◆ Your goal
Please state how many lines below include the word "Perusahaan"; the reply should be the number only.

◆ Record set
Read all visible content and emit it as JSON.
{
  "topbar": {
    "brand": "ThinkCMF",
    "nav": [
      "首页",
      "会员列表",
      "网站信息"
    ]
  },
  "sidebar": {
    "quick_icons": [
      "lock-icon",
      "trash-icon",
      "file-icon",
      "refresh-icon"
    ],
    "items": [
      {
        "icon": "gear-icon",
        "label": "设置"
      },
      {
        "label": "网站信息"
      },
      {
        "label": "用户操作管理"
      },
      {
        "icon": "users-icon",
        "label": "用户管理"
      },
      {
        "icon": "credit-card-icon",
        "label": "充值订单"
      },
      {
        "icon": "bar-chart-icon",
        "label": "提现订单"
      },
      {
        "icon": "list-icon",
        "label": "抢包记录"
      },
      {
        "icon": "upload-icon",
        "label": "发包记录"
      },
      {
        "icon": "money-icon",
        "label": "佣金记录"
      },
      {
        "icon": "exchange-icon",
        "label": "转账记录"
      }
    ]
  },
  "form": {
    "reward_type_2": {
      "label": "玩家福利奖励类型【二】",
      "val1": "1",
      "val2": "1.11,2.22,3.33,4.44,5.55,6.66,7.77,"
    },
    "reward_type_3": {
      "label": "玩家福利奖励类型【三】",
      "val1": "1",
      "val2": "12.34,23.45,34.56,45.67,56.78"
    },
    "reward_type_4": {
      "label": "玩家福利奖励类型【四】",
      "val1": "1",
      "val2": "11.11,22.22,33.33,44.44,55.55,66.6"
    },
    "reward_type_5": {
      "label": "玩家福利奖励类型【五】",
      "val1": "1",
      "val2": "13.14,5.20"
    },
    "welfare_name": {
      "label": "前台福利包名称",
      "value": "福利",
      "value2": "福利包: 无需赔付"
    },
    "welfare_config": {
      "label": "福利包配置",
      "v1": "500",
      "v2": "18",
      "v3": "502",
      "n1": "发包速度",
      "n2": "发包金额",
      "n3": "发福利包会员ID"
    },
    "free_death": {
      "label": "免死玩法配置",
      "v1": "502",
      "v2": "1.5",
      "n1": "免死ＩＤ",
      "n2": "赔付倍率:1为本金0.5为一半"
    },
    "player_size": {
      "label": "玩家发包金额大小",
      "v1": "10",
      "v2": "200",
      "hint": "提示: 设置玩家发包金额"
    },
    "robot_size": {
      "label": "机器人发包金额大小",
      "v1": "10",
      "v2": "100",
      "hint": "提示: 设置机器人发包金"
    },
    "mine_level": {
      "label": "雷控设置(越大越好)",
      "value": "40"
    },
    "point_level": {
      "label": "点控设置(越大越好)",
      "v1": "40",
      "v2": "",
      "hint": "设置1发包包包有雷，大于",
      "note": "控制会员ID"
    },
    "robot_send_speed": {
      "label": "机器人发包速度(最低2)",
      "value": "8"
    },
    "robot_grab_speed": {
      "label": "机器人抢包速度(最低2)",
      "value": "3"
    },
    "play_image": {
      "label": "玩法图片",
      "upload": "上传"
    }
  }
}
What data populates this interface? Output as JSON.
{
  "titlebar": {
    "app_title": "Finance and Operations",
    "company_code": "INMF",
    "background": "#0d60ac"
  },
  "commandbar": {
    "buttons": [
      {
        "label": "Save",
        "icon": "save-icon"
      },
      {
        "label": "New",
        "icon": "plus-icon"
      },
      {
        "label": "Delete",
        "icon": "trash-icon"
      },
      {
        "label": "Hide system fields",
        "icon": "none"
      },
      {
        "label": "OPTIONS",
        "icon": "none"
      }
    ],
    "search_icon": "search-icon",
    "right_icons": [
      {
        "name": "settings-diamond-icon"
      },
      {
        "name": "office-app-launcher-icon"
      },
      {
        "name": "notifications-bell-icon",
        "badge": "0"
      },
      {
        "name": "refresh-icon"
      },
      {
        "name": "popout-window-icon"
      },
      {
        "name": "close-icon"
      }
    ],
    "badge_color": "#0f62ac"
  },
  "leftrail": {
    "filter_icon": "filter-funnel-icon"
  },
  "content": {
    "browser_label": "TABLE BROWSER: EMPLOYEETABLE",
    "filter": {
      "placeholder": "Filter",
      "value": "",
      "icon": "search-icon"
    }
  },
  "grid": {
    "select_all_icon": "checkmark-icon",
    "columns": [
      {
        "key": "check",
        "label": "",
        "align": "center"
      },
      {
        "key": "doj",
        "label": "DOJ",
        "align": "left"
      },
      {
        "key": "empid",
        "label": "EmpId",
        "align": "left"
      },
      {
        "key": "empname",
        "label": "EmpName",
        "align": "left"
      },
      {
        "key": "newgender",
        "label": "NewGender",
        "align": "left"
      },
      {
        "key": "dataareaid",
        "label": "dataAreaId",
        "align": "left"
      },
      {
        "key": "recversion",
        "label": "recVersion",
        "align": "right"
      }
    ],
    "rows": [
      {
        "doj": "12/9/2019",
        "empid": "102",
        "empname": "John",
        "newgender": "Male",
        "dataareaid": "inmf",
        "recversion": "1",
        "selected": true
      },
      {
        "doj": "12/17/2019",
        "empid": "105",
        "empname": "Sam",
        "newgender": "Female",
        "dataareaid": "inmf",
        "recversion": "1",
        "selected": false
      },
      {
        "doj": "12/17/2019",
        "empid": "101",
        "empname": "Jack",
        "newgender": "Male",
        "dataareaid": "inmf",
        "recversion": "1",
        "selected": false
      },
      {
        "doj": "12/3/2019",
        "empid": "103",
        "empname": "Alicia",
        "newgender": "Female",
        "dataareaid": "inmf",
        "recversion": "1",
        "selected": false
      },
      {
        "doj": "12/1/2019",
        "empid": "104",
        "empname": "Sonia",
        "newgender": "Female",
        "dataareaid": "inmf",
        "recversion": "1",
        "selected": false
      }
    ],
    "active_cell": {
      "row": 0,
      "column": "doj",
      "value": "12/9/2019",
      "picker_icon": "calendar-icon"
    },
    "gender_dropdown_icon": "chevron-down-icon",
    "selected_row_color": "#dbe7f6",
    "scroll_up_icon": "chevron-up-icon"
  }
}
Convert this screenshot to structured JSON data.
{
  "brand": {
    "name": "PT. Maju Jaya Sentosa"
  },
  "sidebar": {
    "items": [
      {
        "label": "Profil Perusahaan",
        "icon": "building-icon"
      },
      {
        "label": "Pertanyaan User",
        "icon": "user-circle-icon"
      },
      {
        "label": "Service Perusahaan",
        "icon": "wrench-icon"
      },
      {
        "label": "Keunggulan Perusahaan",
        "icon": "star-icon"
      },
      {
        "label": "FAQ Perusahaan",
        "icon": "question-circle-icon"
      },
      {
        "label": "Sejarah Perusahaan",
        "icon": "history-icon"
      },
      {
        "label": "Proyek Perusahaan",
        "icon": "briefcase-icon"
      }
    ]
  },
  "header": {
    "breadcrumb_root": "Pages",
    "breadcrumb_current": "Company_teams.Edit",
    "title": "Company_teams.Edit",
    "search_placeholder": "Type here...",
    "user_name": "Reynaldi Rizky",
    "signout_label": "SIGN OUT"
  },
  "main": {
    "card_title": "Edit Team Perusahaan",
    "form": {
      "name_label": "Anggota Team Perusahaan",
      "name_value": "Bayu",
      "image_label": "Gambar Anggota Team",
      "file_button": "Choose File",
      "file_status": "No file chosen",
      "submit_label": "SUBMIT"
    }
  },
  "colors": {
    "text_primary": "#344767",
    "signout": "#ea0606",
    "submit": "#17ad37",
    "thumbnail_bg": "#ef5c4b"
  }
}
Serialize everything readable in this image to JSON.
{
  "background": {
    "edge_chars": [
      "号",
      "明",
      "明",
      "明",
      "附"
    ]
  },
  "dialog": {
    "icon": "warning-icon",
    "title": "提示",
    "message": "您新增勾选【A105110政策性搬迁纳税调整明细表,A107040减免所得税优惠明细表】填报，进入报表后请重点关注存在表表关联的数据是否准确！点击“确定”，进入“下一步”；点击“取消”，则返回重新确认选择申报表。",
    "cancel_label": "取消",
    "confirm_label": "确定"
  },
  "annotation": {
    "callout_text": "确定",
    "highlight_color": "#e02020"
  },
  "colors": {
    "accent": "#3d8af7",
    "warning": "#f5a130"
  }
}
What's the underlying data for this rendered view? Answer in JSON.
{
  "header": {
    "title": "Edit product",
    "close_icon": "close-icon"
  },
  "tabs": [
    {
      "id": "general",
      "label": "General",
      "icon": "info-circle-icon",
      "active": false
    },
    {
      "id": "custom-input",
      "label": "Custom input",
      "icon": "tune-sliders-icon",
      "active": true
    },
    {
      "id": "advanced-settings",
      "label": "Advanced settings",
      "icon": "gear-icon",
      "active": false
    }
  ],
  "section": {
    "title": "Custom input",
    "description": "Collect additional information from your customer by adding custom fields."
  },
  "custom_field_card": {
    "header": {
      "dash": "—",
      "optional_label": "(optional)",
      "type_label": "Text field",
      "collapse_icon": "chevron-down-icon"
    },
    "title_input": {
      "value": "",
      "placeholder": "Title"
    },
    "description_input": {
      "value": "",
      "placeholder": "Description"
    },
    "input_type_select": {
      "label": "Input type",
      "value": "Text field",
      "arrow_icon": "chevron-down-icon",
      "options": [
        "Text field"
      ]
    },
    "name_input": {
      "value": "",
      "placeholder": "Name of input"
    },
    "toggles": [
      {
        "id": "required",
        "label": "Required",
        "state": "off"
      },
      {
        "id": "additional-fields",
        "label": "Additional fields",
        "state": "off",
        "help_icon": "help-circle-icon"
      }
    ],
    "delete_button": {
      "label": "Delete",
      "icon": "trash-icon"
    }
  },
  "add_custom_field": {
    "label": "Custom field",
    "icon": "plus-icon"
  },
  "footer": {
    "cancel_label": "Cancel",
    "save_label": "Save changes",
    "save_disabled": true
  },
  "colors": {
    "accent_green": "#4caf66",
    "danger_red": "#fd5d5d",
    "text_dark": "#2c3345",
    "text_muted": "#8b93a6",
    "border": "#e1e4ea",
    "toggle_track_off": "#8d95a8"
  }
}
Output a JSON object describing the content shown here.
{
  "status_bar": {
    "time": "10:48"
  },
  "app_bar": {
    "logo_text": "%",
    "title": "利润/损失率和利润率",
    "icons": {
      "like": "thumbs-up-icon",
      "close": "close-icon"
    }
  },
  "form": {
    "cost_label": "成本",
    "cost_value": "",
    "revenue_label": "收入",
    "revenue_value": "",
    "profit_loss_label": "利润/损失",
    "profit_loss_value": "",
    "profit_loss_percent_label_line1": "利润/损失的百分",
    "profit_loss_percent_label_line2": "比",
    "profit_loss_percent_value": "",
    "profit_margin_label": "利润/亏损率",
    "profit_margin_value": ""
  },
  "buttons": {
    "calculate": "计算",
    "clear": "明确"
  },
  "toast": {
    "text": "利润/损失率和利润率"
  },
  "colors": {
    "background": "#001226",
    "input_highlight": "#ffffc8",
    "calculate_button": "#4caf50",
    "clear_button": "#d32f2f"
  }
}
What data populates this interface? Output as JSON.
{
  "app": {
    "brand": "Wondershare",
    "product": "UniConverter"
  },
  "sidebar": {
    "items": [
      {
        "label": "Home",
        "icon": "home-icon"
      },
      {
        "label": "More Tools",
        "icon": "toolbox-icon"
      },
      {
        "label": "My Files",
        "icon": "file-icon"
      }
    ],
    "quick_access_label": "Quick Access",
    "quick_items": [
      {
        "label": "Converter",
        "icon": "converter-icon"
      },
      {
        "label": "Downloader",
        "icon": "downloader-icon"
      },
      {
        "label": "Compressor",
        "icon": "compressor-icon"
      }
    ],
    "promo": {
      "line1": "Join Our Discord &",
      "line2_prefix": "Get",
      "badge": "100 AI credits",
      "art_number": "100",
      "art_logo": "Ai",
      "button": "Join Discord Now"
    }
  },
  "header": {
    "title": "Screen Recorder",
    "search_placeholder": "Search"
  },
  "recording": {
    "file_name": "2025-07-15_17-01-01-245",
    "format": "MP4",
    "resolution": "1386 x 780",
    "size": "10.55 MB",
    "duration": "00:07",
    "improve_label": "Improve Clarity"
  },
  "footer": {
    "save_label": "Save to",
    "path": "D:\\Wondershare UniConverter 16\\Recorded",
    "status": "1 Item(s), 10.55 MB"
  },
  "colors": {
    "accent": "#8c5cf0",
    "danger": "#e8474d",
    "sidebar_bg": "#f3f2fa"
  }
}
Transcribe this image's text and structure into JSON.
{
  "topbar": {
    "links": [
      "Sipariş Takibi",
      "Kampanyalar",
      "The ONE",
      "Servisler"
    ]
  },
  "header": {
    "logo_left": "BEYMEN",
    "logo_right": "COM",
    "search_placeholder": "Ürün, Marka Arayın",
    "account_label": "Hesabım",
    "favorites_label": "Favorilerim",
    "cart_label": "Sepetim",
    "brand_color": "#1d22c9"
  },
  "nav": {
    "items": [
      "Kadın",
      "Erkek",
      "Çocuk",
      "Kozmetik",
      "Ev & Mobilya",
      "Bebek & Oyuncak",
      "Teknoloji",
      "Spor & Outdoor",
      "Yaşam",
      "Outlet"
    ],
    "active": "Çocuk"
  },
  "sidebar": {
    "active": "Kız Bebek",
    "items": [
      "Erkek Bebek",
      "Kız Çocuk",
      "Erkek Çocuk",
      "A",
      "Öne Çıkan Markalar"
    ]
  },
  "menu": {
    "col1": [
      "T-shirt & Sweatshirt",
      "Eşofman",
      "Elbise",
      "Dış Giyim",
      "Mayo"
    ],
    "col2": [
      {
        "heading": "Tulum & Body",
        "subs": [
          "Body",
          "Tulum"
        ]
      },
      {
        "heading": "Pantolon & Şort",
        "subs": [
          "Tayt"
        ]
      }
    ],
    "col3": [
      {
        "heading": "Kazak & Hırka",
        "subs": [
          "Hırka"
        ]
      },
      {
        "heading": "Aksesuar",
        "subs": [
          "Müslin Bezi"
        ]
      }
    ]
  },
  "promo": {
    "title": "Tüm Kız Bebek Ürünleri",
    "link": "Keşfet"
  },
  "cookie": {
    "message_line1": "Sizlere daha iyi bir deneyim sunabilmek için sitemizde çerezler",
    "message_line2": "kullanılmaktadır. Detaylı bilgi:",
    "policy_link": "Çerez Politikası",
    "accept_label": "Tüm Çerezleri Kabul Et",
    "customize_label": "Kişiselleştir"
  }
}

◆ Solution
8